The number of bakery chain stores on Britain’s high streets is stagnating, with a net increase of just two in the first half of 2018.
There were 34 bakery openings during the period and 32 closures, taking the total number of sites to 1,333. Coffee shops performed marginally better with a net increase of six stores as 60 opened and 54 closed.
However, this bucks the general trend, which sees overall store openings at a record low due to lack of confidence in the high street. A net total of 1,123 stores disappeared from Britain’s high streets as only 1,569 shops opened, compared to 2,692 closures.
The statistics are based on activity from Great Britain’s top 500 high streets in the first half of the year. The data was compiled by the Local Data Company for PwC and takes into account multiple retailers – businesses that have more than five sites nationally.
“The performance of the physical UK retail landscape has well and truly passed an inflexion point.

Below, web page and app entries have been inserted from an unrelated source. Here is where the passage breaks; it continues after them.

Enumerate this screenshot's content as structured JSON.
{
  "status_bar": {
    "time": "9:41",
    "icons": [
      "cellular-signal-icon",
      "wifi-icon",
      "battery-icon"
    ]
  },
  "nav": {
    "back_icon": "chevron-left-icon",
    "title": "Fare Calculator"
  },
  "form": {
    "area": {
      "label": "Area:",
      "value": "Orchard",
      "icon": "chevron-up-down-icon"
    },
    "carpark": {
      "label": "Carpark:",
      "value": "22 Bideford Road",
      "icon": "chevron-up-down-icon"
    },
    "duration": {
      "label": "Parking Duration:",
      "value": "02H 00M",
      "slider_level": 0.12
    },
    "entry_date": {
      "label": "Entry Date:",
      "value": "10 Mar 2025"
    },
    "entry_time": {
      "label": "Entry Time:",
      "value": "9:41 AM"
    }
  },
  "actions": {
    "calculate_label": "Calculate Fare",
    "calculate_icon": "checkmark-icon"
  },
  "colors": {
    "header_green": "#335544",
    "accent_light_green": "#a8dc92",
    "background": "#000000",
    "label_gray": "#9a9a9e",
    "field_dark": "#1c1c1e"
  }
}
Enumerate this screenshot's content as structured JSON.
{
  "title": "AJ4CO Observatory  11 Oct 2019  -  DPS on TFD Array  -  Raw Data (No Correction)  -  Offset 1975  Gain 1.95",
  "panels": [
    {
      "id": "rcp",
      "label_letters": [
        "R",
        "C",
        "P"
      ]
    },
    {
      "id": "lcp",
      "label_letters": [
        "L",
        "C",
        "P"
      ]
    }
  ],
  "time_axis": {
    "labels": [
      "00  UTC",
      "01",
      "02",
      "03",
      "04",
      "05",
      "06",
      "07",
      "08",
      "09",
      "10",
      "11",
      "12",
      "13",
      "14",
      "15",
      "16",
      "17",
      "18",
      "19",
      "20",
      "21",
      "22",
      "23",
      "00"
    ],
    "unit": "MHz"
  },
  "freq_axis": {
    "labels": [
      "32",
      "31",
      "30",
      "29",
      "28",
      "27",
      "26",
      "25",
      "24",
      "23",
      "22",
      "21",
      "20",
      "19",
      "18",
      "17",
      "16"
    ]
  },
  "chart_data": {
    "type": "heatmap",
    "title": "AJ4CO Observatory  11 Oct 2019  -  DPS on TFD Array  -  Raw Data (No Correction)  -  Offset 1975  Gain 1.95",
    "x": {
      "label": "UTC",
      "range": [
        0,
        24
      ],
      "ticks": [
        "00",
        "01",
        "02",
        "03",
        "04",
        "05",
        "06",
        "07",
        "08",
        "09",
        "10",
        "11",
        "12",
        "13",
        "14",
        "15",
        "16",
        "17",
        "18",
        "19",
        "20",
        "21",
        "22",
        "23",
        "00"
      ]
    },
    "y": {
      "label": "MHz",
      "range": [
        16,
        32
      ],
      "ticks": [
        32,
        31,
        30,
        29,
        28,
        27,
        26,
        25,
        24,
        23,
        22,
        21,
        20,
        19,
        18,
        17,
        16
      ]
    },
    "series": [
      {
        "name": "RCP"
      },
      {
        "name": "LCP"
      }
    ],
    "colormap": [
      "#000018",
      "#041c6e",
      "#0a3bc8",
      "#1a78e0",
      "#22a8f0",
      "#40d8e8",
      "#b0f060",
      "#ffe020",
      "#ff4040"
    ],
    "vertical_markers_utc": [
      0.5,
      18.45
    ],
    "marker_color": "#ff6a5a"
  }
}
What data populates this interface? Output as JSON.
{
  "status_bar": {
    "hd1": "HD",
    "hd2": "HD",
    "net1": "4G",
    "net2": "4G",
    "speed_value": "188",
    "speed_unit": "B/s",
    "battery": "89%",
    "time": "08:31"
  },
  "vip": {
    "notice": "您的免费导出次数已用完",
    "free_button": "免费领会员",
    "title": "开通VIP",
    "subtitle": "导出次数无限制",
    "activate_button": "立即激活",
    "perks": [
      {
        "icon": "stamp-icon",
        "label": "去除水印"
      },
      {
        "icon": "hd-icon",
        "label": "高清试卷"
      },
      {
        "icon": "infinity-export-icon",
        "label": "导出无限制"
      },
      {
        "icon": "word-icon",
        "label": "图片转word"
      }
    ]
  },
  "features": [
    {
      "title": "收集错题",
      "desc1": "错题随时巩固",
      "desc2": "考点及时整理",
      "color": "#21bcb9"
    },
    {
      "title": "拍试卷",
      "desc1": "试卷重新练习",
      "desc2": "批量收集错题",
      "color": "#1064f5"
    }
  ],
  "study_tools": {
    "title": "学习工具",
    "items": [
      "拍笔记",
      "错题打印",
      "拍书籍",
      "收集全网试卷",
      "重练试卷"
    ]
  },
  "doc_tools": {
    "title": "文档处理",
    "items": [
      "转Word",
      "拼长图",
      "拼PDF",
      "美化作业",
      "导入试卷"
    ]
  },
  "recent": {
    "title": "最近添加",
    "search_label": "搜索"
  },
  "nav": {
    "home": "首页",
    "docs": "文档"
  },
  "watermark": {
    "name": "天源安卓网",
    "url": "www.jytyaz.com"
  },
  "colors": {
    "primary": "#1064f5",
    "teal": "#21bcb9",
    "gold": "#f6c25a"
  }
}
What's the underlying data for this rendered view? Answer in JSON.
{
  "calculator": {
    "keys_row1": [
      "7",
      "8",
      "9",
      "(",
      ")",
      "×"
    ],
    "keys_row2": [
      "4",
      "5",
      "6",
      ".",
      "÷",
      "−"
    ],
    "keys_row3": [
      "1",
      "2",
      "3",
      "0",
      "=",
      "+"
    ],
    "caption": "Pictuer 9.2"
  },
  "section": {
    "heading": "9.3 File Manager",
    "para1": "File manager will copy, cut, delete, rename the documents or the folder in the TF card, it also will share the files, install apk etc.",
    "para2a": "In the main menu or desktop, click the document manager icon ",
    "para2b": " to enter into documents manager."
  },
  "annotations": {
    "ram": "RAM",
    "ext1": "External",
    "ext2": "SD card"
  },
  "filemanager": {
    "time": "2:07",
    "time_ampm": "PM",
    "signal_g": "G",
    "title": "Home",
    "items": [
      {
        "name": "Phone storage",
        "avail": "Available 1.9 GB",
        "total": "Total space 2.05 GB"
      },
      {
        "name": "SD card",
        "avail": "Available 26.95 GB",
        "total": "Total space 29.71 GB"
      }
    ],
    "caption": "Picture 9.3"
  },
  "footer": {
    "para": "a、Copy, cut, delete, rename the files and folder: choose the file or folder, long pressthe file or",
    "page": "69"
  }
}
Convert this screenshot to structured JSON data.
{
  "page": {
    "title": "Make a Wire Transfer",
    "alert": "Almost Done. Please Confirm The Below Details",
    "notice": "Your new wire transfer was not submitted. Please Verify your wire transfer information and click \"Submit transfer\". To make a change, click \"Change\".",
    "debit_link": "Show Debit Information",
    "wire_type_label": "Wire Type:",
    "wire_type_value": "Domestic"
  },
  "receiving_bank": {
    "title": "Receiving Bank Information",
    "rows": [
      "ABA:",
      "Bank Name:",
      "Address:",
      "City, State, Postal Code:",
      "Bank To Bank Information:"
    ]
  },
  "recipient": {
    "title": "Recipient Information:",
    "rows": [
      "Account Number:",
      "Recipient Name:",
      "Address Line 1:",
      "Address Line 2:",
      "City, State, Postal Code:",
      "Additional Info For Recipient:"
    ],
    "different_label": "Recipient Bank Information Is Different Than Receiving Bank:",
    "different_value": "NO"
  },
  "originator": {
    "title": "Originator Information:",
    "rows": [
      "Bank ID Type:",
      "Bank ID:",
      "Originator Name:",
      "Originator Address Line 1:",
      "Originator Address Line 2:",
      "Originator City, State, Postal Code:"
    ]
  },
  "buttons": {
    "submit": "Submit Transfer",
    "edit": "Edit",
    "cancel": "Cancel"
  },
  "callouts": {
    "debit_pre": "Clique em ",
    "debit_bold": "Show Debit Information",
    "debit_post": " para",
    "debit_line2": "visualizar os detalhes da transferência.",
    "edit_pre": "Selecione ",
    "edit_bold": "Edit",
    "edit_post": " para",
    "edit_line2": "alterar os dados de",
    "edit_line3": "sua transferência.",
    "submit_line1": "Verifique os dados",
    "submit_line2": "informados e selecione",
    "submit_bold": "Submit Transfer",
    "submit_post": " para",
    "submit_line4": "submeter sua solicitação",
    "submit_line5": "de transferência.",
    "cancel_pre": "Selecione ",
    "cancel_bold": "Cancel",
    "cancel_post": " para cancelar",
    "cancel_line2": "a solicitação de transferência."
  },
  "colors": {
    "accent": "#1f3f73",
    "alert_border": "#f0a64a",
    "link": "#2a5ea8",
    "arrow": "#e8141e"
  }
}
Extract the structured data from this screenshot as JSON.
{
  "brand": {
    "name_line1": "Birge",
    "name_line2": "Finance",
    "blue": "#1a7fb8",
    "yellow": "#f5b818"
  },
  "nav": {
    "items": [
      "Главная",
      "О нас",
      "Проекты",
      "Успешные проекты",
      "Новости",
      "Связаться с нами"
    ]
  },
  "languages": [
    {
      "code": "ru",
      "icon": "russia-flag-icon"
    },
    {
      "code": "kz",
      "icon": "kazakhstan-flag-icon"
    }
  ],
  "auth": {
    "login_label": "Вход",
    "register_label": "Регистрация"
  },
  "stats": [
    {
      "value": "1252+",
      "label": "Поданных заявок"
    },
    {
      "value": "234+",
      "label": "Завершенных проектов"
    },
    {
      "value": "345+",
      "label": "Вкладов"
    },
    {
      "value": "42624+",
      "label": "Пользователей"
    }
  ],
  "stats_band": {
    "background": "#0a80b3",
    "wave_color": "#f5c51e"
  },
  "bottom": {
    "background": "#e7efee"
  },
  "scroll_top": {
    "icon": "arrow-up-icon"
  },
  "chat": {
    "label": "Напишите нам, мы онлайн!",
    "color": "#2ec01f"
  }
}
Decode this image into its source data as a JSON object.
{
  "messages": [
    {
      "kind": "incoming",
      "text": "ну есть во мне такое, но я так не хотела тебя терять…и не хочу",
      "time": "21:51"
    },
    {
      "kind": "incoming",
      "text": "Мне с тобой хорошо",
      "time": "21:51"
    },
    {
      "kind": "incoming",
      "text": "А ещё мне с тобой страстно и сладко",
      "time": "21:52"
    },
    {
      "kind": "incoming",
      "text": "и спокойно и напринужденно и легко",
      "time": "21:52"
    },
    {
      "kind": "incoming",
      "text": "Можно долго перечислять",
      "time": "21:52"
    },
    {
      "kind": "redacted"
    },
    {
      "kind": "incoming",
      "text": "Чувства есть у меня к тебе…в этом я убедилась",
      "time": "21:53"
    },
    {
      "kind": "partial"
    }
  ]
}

While there are still many examples of sectors and brands which remain resilient to market challenges, it would be remiss not to acknowledge the increase in store closures, seen especially in the first half of 2018 when the gap between openings and closures has widened significantly,” said Lucy Stainton, senior relationship manager (retail) at Local Data Company.
She added that retailers were frantically trying to adjust their business models and concepts to meet evolving consumer habits.
“Arguably, in part, these latest figures reflect both: businesses which have struggled to meet consumer demand, but also, conversely, those operators who are actively managing and reducing their portfolios to ensure their estate remains fit for purpose,” Stainton added.
A combination of the growth in online shopping, shift to in-home entertaining and the continued digitisation of services have been attributed to the decline.
Hardest-hit by the slump in high street retail were fashion and clothing stores, with a new loss of 104 sites, followed by pubs (down 99 sites) and electrical goods stores (down by 44 sites).
Supermarkets and booksellers, meanwhile, saw the largest net growth, both with a total change of eight, followed by ice cream parlours with six.
“The continued rate of store closures reflects the new reality of that many of us prefer to shop online and increasingly eat, drink and entertain at home. The high street is adapting to an overcapacity in retail and leisure space resulting from these channel shifts,” said Lisa Hooker, consumer markets leader at PwC.
“Specifically, the openings across ‘experiential’ chains, such as ice cream parlours, beauty salons and vape shops, haven’t been enough to offset closures in the more traditional categories.”
Hooker added that the “turmoil facing the sector” was unlikely to abate, with store closures in the second half of the year likely to further intensify the situation.
Scottish bakery business Aulds is among those already hit. In August, the business announced it would be liquidating its retail division to focus on the wholesale arm. As a result, 18 of its 26 stores were closed resulting in the loss of jobs for the employees working in them.